Also, maybe Casey Mittelstadt can look a bit like a high first-rounder (eighth overall in 2017) for the Sabres?

At 22, Mittelstadt is getting to the point where it’s less and less encouraging to just blurt out the word “potential” when people worry about those middling stats. If nothing else, the young forward has had plenty of time to work on his game. If we don’t see more from him soon, he might get thrown in the “possible bust” heap with former Sabres first-rounder Alex Nylander. Not good.

What if the Sabres still fall short?

The Taylor Hall signing is an interesting test case for Eichel’s outlook with the Sabres.

On one hand, only signing Hall for a year reduces risks. Considering Hall’s style of play, the physical toll really might slow him down the line. At 29, Staal may already be on decline.

So keeping that risk to just one year is smart. Yet, if things don’t work out, will Eichel and the Sabres merely be back to square one?

The future might not be all bad. While there’s uncertainty in net, both Ullmark and Hutton go off the books after 2020-21. The Sabres could look into a different goalie, perhaps someone like Frederik Andersen.

The slate is also pretty clean to explore other avenues, as Staal joins Hall in only being on the books for one season.

Overall, it’s understandable that Eichel is pleased with some of the Sabres’ offseason moves, but he still might need to be patient.

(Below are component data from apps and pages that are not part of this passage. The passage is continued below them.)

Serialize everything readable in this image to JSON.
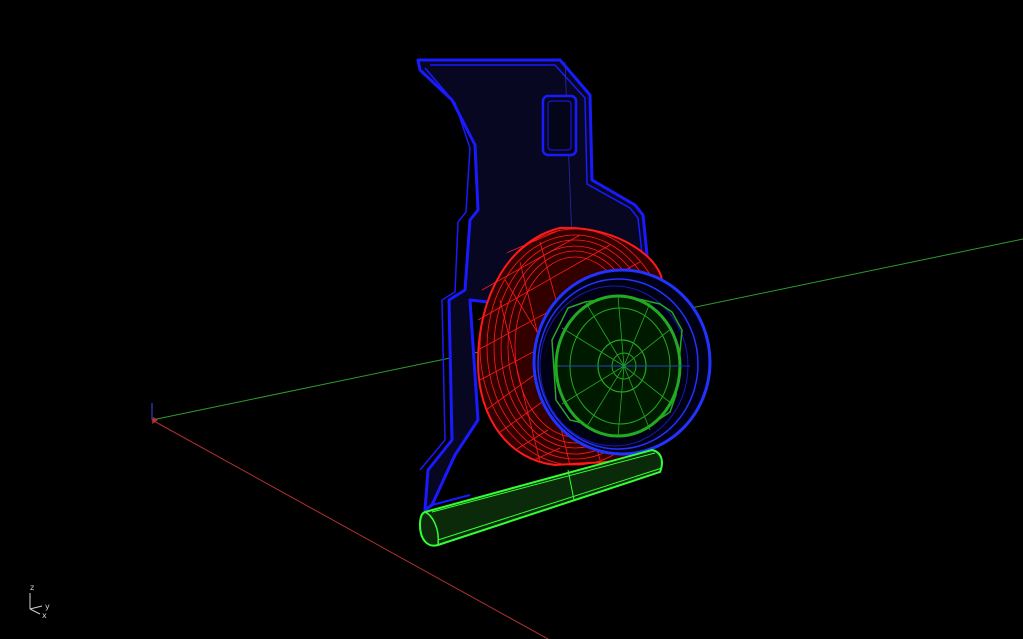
{
  "viewport": {
    "background": "#000000",
    "axis_colors": {
      "x": "#b03030",
      "y": "#2f9a2f",
      "z": "#3a3ad0"
    }
  },
  "corner_triad": {
    "z_label": "z",
    "y_label": "y",
    "x_label": "x",
    "color": "#d0d0d0"
  },
  "model": {
    "panel_color": "#1a1aff",
    "panel_fill": "#070722",
    "speaker_cup_color": "#ff1a1a",
    "speaker_ring_color": "#2233ff",
    "speaker_cone_color": "#22aa22",
    "base_bar_color": "#33ff33"
  }
}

James O’Brien is a writer for Pro Hockey Talk on NBC Sports. Drop him a line at or follow him on Twitter @cyclelikesedins.